__MATERIAL TO PROCESS__.
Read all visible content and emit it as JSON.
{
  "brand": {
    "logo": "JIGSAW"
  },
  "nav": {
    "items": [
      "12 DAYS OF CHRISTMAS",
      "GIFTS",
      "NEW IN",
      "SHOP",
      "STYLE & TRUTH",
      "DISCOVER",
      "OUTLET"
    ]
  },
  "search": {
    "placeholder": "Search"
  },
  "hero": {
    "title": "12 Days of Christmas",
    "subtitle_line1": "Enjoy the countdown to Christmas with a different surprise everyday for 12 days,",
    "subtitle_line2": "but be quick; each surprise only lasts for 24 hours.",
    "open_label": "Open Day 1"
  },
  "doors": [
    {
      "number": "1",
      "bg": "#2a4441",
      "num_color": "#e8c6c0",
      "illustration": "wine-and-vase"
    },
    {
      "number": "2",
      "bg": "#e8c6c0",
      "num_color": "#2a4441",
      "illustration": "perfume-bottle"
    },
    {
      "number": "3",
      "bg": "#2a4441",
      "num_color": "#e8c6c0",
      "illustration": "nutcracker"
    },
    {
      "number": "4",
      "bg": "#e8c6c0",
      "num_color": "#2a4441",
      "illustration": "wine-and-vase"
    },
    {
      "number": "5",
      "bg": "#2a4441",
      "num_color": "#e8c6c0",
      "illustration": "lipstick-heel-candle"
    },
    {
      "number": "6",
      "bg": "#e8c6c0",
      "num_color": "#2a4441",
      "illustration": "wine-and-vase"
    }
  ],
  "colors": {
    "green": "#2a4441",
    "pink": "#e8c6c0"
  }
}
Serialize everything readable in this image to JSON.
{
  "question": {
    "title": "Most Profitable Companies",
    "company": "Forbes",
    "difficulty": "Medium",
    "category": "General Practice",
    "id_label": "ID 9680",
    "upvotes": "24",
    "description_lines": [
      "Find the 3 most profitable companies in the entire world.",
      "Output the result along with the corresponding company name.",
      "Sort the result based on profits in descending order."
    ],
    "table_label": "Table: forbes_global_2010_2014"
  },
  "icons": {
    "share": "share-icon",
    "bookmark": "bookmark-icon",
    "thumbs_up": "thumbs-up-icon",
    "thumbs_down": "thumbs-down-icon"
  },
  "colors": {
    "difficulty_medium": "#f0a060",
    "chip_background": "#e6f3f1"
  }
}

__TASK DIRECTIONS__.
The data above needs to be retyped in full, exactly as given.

__ANSWER SPACE__.
Read all visible content and emit it as JSON.
{
  "brand": {
    "logo": "JIGSAW"
  },
  "nav": {
    "items": [
      "12 DAYS OF CHRISTMAS",
      "GIFTS",
      "NEW IN",
      "SHOP",
      "STYLE & TRUTH",
      "DISCOVER",
      "OUTLET"
    ]
  },
  "search": {
    "placeholder": "Search"
  },
  "hero": {
    "title": "12 Days of Christmas",
    "subtitle_line1": "Enjoy the countdown to Christmas with a different surprise everyday for 12 days,",
    "subtitle_line2": "but be quick; each surprise only lasts for 24 hours.",
    "open_label": "Open Day 1"
  },
  "doors": [
    {
      "number": "1",
      "bg": "#2a4441",
      "num_color": "#e8c6c0",
      "illustration": "wine-and-vase"
    },
    {
      "number": "2",
      "bg": "#e8c6c0",
      "num_color": "#2a4441",
      "illustration": "perfume-bottle"
    },
    {
      "number": "3",
      "bg": "#2a4441",
      "num_color": "#e8c6c0",
      "illustration": "nutcracker"
    },
    {
      "number": "4",
      "bg": "#e8c6c0",
      "num_color": "#2a4441",
      "illustration": "wine-and-vase"
    },
    {
      "number": "5",
      "bg": "#2a4441",
      "num_color": "#e8c6c0",
      "illustration": "lipstick-heel-candle"
    },
    {
      "number": "6",
      "bg": "#e8c6c0",
      "num_color": "#2a4441",
      "illustration": "wine-and-vase"
    }
  ],
  "colors": {
    "green": "#2a4441",
    "pink": "#e8c6c0"
  }
}
Serialize everything readable in this image to JSON.
{
  "question": {
    "title": "Most Profitable Companies",
    "company": "Forbes",
    "difficulty": "Medium",
    "category": "General Practice",
    "id_label": "ID 9680",
    "upvotes": "24",
    "description_lines": [
      "Find the 3 most profitable companies in the entire world.",
      "Output the result along with the corresponding company name.",
      "Sort the result based on profits in descending order."
    ],
    "table_label": "Table: forbes_global_2010_2014"
  },
  "icons": {
    "share": "share-icon",
    "bookmark": "bookmark-icon",
    "thumbs_up": "thumbs-up-icon",
    "thumbs_down": "thumbs-down-icon"
  },
  "colors": {
    "difficulty_medium": "#f0a060",
    "chip_background": "#e6f3f1"
  }
}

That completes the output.